MATERIAL PROVIDED
※ ※ ※
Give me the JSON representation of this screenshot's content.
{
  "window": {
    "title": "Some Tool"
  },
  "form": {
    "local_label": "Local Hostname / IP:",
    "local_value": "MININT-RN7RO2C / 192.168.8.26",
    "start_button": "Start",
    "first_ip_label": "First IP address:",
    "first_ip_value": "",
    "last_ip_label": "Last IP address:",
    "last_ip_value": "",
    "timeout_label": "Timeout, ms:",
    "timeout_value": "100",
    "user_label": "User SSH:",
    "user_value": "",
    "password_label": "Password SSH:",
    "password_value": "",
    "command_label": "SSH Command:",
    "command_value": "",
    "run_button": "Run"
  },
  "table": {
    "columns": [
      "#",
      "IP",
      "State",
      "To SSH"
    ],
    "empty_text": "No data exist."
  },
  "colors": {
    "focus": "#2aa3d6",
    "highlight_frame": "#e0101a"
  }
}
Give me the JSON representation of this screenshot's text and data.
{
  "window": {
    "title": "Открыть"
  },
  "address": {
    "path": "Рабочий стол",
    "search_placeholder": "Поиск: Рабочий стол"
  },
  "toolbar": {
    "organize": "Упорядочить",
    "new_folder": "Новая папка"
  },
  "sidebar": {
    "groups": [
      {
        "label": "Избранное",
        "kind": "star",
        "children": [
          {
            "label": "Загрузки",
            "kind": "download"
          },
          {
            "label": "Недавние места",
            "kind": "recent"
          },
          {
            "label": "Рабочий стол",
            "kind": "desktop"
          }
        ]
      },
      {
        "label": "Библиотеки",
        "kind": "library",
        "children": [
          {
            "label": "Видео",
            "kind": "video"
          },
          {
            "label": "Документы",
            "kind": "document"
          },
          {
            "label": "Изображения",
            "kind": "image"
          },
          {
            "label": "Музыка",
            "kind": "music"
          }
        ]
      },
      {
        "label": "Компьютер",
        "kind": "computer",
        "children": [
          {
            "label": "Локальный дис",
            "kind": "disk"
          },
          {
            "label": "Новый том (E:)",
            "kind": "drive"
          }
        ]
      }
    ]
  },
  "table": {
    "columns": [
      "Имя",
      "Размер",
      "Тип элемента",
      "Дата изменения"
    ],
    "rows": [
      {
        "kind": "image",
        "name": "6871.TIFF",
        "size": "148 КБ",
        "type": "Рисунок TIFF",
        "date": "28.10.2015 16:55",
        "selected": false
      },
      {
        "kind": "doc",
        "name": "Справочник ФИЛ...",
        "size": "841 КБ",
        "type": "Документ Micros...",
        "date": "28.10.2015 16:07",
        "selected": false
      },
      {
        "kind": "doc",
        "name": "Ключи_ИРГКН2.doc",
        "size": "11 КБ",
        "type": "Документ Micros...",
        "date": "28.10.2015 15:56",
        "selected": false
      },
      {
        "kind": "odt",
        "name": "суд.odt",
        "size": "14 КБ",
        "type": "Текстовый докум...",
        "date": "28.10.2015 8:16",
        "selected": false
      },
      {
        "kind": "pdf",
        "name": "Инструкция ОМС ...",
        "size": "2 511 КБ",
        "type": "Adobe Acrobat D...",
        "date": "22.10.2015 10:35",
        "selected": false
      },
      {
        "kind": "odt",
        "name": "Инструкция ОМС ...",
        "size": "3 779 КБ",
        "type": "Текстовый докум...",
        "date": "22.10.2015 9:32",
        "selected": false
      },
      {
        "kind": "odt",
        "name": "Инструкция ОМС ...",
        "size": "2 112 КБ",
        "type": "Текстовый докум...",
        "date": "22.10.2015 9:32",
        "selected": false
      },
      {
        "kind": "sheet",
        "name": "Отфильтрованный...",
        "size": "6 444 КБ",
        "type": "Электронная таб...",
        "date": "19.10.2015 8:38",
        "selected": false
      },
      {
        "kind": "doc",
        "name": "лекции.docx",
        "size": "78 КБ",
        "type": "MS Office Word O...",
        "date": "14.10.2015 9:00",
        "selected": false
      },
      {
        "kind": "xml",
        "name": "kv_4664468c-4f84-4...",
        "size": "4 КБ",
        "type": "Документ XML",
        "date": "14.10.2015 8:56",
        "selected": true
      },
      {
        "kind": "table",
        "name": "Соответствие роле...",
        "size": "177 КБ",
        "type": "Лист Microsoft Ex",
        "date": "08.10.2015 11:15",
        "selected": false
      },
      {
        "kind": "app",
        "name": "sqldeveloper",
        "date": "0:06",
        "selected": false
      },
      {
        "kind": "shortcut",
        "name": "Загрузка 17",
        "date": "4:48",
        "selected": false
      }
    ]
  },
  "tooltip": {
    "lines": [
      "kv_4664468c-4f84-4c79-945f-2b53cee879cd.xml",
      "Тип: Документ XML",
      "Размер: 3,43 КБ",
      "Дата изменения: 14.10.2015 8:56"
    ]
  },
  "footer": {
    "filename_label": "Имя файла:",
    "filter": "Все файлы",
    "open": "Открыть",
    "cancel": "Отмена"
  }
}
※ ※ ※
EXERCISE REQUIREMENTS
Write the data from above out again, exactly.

FINISHED TASK
Give me the JSON representation of this screenshot's content.
{
  "window": {
    "title": "Some Tool"
  },
  "form": {
    "local_label": "Local Hostname / IP:",
    "local_value": "MININT-RN7RO2C / 192.168.8.26",
    "start_button": "Start",
    "first_ip_label": "First IP address:",
    "first_ip_value": "",
    "last_ip_label": "Last IP address:",
    "last_ip_value": "",
    "timeout_label": "Timeout, ms:",
    "timeout_value": "100",
    "user_label": "User SSH:",
    "user_value": "",
    "password_label": "Password SSH:",
    "password_value": "",
    "command_label": "SSH Command:",
    "command_value": "",
    "run_button": "Run"
  },
  "table": {
    "columns": [
      "#",
      "IP",
      "State",
      "To SSH"
    ],
    "empty_text": "No data exist."
  },
  "colors": {
    "focus": "#2aa3d6",
    "highlight_frame": "#e0101a"
  }
}
Give me the JSON representation of this screenshot's text and data.
{
  "window": {
    "title": "Открыть"
  },
  "address": {
    "path": "Рабочий стол",
    "search_placeholder": "Поиск: Рабочий стол"
  },
  "toolbar": {
    "organize": "Упорядочить",
    "new_folder": "Новая папка"
  },
  "sidebar": {
    "groups": [
      {
        "label": "Избранное",
        "kind": "star",
        "children": [
          {
            "label": "Загрузки",
            "kind": "download"
          },
          {
            "label": "Недавние места",
            "kind": "recent"
          },
          {
            "label": "Рабочий стол",
            "kind": "desktop"
          }
        ]
      },
      {
        "label": "Библиотеки",
        "kind": "library",
        "children": [
          {
            "label": "Видео",
            "kind": "video"
          },
          {
            "label": "Документы",
            "kind": "document"
          },
          {
            "label": "Изображения",
            "kind": "image"
          },
          {
            "label": "Музыка",
            "kind": "music"
          }
        ]
      },
      {
        "label": "Компьютер",
        "kind": "computer",
        "children": [
          {
            "label": "Локальный дис",
            "kind": "disk"
          },
          {
            "label": "Новый том (E:)",
            "kind": "drive"
          }
        ]
      }
    ]
  },
  "table": {
    "columns": [
      "Имя",
      "Размер",
      "Тип элемента",
      "Дата изменения"
    ],
    "rows": [
      {
        "kind": "image",
        "name": "6871.TIFF",
        "size": "148 КБ",
        "type": "Рисунок TIFF",
        "date": "28.10.2015 16:55",
        "selected": false
      },
      {
        "kind": "doc",
        "name": "Справочник ФИЛ...",
        "size": "841 КБ",
        "type": "Документ Micros...",
        "date": "28.10.2015 16:07",
        "selected": false
      },
      {
        "kind": "doc",
        "name": "Ключи_ИРГКН2.doc",
        "size": "11 КБ",
        "type": "Документ Micros...",
        "date": "28.10.2015 15:56",
        "selected": false
      },
      {
        "kind": "odt",
        "name": "суд.odt",
        "size": "14 КБ",
        "type": "Текстовый докум...",
        "date": "28.10.2015 8:16",
        "selected": false
      },
      {
        "kind": "pdf",
        "name": "Инструкция ОМС ...",
        "size": "2 511 КБ",
        "type": "Adobe Acrobat D...",
        "date": "22.10.2015 10:35",
        "selected": false
      },
      {
        "kind": "odt",
        "name": "Инструкция ОМС ...",
        "size": "3 779 КБ",
        "type": "Текстовый докум...",
        "date": "22.10.2015 9:32",
        "selected": false
      },
      {
        "kind": "odt",
        "name": "Инструкция ОМС ...",
        "size": "2 112 КБ",
        "type": "Текстовый докум...",
        "date": "22.10.2015 9:32",
        "selected": false
      },
      {
        "kind": "sheet",
        "name": "Отфильтрованный...",
        "size": "6 444 КБ",
        "type": "Электронная таб...",
        "date": "19.10.2015 8:38",
        "selected": false
      },
      {
        "kind": "doc",
        "name": "лекции.docx",
        "size": "78 КБ",
        "type": "MS Office Word O...",
        "date": "14.10.2015 9:00",
        "selected": false
      },
      {
        "kind": "xml",
        "name": "kv_4664468c-4f84-4...",
        "size": "4 КБ",
        "type": "Документ XML",
        "date": "14.10.2015 8:56",
        "selected": true
      },
      {
        "kind": "table",
        "name": "Соответствие роле...",
        "size": "177 КБ",
        "type": "Лист Microsoft Ex",
        "date": "08.10.2015 11:15",
        "selected": false
      },
      {
        "kind": "app",
        "name": "sqldeveloper",
        "date": "0:06",
        "selected": false
      },
      {
        "kind": "shortcut",
        "name": "Загрузка 17",
        "date": "4:48",
        "selected": false
      }
    ]
  },
  "tooltip": {
    "lines": [
      "kv_4664468c-4f84-4c79-945f-2b53cee879cd.xml",
      "Тип: Документ XML",
      "Размер: 3,43 КБ",
      "Дата изменения: 14.10.2015 8:56"
    ]
  },
  "footer": {
    "filename_label": "Имя файла:",
    "filter": "Все файлы",
    "open": "Открыть",
    "cancel": "Отмена"
  }
}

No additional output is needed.